• [Input for this task]
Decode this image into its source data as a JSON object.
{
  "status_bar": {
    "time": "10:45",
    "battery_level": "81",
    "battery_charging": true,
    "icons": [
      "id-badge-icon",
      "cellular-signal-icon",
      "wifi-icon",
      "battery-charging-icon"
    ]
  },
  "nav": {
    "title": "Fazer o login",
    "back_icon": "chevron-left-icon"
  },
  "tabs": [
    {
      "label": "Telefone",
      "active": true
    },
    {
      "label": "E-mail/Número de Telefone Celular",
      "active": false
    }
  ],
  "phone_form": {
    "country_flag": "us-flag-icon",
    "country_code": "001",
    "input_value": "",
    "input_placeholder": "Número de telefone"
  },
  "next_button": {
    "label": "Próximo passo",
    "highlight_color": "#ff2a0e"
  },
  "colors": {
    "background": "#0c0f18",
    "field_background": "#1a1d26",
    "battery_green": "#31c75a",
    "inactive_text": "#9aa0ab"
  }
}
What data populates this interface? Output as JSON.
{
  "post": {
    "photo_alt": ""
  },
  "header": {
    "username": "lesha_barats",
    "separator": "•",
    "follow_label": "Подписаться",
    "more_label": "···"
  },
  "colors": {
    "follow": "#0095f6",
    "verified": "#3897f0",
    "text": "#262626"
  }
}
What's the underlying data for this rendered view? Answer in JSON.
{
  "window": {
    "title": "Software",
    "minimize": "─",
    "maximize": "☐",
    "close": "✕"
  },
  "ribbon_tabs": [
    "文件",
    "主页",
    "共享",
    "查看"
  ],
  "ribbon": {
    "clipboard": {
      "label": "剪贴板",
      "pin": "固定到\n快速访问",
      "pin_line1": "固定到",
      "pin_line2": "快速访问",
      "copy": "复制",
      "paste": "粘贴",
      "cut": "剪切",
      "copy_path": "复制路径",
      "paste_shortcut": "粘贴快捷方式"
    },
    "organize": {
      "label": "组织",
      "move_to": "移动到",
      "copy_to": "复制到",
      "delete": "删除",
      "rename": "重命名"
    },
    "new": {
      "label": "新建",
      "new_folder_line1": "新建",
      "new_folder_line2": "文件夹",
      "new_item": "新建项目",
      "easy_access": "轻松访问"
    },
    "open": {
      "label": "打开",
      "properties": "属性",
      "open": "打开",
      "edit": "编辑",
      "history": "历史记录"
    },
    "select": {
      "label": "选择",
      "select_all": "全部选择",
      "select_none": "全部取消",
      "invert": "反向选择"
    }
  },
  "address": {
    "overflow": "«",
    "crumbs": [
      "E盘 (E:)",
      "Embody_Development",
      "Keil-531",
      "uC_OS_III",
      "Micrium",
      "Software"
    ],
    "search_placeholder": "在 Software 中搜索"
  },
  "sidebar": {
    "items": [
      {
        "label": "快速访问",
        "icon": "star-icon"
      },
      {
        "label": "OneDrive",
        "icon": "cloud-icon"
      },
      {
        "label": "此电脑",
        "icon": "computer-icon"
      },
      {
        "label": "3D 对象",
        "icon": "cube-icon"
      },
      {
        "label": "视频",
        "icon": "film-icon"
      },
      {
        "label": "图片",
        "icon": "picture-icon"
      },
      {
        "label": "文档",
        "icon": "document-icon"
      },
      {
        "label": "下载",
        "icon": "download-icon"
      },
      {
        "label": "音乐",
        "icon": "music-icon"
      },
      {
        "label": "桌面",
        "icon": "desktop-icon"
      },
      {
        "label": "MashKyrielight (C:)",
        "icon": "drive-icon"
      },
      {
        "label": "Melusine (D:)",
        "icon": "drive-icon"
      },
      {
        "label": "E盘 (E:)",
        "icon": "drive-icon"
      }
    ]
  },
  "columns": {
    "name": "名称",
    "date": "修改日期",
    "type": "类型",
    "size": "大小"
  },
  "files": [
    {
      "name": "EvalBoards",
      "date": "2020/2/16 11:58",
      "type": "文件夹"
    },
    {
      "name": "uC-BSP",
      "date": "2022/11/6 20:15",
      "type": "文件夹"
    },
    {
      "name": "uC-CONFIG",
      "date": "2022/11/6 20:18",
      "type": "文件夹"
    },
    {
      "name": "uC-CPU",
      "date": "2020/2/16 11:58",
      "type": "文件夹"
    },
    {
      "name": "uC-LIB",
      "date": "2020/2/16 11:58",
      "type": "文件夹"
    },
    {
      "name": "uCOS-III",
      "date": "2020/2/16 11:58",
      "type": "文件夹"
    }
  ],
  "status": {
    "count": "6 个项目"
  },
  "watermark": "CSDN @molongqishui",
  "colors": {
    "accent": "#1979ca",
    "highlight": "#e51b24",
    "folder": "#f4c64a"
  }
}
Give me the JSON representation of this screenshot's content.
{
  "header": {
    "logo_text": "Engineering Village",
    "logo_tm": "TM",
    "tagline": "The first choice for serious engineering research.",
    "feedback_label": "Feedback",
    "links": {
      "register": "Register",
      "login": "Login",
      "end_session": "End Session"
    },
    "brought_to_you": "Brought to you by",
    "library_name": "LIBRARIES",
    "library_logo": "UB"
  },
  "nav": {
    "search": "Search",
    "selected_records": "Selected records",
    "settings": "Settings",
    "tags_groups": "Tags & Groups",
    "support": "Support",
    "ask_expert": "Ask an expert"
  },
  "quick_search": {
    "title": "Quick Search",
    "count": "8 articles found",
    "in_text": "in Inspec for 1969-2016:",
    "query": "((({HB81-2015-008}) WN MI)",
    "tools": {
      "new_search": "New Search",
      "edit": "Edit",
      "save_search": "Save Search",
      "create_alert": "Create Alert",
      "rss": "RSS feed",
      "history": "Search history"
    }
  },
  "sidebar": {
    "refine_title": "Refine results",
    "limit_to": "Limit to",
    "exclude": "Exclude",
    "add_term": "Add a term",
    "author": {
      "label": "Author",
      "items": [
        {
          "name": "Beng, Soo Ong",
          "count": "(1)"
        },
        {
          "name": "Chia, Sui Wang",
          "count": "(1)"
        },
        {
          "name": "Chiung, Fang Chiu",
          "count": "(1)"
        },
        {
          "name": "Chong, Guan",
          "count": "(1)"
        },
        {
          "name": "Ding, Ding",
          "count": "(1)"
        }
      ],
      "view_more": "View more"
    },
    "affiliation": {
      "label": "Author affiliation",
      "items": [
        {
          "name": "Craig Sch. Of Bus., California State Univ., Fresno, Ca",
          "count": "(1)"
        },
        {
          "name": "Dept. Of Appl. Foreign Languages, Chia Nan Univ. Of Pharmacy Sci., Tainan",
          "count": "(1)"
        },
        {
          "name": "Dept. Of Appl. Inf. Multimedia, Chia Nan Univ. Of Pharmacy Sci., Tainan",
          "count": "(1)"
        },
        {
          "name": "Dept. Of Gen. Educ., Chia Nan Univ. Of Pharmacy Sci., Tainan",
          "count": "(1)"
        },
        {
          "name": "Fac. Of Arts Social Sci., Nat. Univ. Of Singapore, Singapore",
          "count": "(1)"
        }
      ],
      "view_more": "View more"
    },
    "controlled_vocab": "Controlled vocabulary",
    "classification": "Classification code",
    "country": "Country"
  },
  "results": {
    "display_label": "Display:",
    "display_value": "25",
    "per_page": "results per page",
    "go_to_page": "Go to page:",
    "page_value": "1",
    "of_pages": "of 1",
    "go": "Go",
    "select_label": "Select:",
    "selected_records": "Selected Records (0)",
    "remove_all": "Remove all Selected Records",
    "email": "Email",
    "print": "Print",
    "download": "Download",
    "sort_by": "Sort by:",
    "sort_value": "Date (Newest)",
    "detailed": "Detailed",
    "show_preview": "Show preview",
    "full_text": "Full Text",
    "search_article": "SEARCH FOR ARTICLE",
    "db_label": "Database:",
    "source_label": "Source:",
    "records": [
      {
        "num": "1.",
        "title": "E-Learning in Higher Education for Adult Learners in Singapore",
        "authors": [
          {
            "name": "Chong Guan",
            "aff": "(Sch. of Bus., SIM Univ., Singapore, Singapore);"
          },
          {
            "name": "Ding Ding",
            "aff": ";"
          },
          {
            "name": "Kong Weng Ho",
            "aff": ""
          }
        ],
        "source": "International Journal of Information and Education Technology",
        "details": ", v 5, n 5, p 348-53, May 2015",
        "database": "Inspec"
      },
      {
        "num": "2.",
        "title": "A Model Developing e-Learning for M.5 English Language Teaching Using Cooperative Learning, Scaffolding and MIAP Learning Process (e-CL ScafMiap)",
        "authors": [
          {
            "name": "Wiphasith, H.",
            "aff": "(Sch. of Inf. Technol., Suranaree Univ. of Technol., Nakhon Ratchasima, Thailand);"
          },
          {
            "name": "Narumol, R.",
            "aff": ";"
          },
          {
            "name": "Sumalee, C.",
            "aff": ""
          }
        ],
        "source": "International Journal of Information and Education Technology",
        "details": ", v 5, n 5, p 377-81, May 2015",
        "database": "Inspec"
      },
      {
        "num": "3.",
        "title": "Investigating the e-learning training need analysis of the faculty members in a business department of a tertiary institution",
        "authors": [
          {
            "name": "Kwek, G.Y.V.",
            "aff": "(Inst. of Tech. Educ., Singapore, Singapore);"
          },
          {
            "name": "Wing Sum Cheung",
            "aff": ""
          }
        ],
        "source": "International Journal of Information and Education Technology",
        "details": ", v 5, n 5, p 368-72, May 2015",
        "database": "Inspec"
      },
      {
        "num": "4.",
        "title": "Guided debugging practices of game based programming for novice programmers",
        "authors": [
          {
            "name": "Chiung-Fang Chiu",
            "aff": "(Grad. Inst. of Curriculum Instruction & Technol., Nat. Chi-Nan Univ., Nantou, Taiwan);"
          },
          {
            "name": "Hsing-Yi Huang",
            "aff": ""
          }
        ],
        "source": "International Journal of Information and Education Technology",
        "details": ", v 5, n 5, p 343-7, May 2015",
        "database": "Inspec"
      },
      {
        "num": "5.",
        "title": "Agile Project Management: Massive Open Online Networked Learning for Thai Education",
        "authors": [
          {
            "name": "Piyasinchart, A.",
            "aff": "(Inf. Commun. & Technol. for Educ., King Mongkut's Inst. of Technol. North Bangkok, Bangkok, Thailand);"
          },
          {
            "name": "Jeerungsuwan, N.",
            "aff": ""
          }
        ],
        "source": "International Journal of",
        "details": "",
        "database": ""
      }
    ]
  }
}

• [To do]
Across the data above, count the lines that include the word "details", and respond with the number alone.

• [Exercise result]
5